The White House Office of Science and Technology Policy (OSTP) has appointed University of California, Berkeley, scientist Patrick Gonzalez as assistant director for climate and biodiversity. The OSTP advises the president, vice president and the executive office on the science needed to develop and implement national policies.
In the role, which officially begins today (Monday, Aug. 30), Gonzalez will assess the latest research for U.S. climate change and biodiversity conservation policies, including the 2050 net-zero emissions goal and the “30 by 30” conservation goal established by President Biden.
“I am honored and welcome this opportunity to advance science-based action on human-caused climate change to protect nature and people,” Gonzalez said.
An associate adjunct professor in the Department of Environmental Science, Policy, and Management (ESPM), Gonzalez served as the principal climate change scientist of the U.S. National Park Service (NPS), a position created as part of the Obama administration’s climate change strategy. He is also a faculty affiliate at both the UC Berkeley Institute for Parks, People, and Biodiversity and the Energy and Resources Group (ERG).
Gonzalez has served as a lead author on four reports of the Intergovernmental Panel on Climate Change (IPCC), the United Nations’ lead advisory body on climate change science, including a new assessment of climate change impacts to be released in 2022. The IPCC was awarded a share of the 2007 Nobel Peace Prize for climate change reports for which Gonzalez was a lead author.
“I am thrilled that Patrick will be representing UC Berkeley at OSTP in this way,” said David Ackerly, dean of Rausser College of Natural Resources. “He has long been an effective leader in the field of conservation and biodiversity, and I am confident that he will help guide ground-breaking policy with the utmost scientific rigor and aptitude.”
Gonzalez, who holds a doctorate from ERG, credits John P. Holdren, ERG founder and Gonzalez’s dissertation chair, as a role model for connecting science to policy. Holdren is known for serving as the science adviser to former President Obama.
“John emphasized to us that scientists can move beyond their research area and produce greater change through policy, which can help people across the country and around the world,” Gonzalez said.
As a forest ecologist, Gonzalez has conducted field research across Africa, Latin America and the United States and published in Science and other journals. Focusing on science-based action to address human-caused climate change, he analyzes the dynamics of ecosystems, wildfire and carbon solutions with the goal of informing policymakers, conserving biodiversity and protecting human well-being.
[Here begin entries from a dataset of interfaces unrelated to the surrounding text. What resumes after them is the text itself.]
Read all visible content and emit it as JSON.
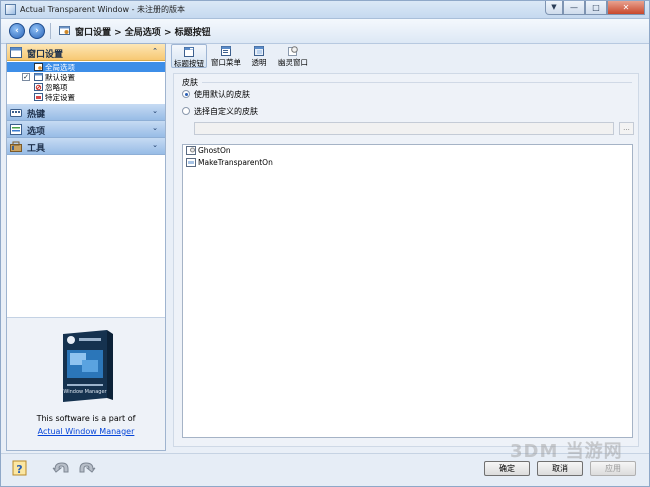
{
  "window": {
    "title": "Actual Transparent Window - 未注册的版本",
    "caption_buttons": {
      "extra": "▼",
      "minimize": "—",
      "maximize": "□",
      "close": "✕"
    }
  },
  "addressbar": {
    "back_icon": "back-arrow-icon",
    "forward_icon": "forward-arrow-icon",
    "breadcrumb": "窗口设置 > 全局选项 > 标题按钮"
  },
  "sidebar": {
    "sections": [
      {
        "label": "窗口设置",
        "icon": "window-settings-icon",
        "chevron": "⌃",
        "open": true,
        "items": [
          {
            "label": "全局选项",
            "icon": "global-options-icon",
            "selected": true,
            "checkbox": false
          },
          {
            "label": "默认设置",
            "icon": "default-settings-icon",
            "selected": false,
            "checkbox": true
          },
          {
            "label": "忽略项",
            "icon": "exclusions-icon",
            "selected": false,
            "checkbox": false
          },
          {
            "label": "特定设置",
            "icon": "specific-settings-icon",
            "selected": false,
            "checkbox": false
          }
        ]
      },
      {
        "label": "热键",
        "icon": "hotkeys-icon",
        "chevron": "⌄",
        "open": false
      },
      {
        "label": "选项",
        "icon": "options-icon",
        "chevron": "⌄",
        "open": false
      },
      {
        "label": "工具",
        "icon": "tools-icon",
        "chevron": "⌄",
        "open": false
      }
    ],
    "promo": {
      "text": "This software is a part of",
      "link": "Actual Window Manager",
      "box_label": "Window Manager"
    }
  },
  "tabs": [
    {
      "label": "标题按钮",
      "icon": "title-buttons-icon",
      "selected": true
    },
    {
      "label": "窗口菜单",
      "icon": "window-menu-icon",
      "selected": false
    },
    {
      "label": "透明",
      "icon": "transparency-icon",
      "selected": false
    },
    {
      "label": "幽灵窗口",
      "icon": "ghost-window-icon",
      "selected": false
    }
  ],
  "skin": {
    "group_label": "皮肤",
    "option_default": "使用默认的皮肤",
    "option_custom": "选择自定义的皮肤",
    "selected_option": "default",
    "path_value": "",
    "browse_label": "...",
    "items": [
      "GhostOn",
      "MakeTransparentOn"
    ]
  },
  "footer": {
    "ok_label": "确定",
    "cancel_label": "取消",
    "apply_label": "应用"
  },
  "watermark": "3DM 当游网",
  "colors": {
    "selection": "#3d8ee8",
    "section_open": "#f7c873",
    "section": "#98bce6",
    "link": "#0645d8"
  }
}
He has assisted field managers and local people in 25 countries and 269 U.S. national parks.
Gonzalez served in the Peace Corps in Senegal, West Africa, where he became fluent in the local language Wolof. He later returned as a Fulbright Scholar, completing his dissertation research by hiking 1,900 kilometers to count trees and interview elders in rural villages. His research revealed that climate change killed 20% of the trees there, and that a traditional practice of natural regeneration could restore trees, on which local people in that region depend.
“Patrick is an extraordinary scientist with extensive knowledge of and experience with the impacts of climate change to our parks and public lands and who will bring high integrity to his new role with the Biden administration,” said Jon Jarvis, former director of both the National Park Service and the UC Berkeley Institute for Parks, People, and Biodiversity. “He stood up against efforts by the past administration to edit his scientific writings and restrict his ability to speak to the public and Congress about the impacts of climate change to our national parks. It now speaks highly of the Biden team that they have invited him to help lead their climate change program.”
In August, Gonzalez gave the scientific plenary at the Ecological Society of America’s annual conference. His conclusion indicated the potential importance of this new appointment at OSTP.
“Contributing science for solutions to global problems is one of the most important contributions that we can make as scientists,” Gonzalez said.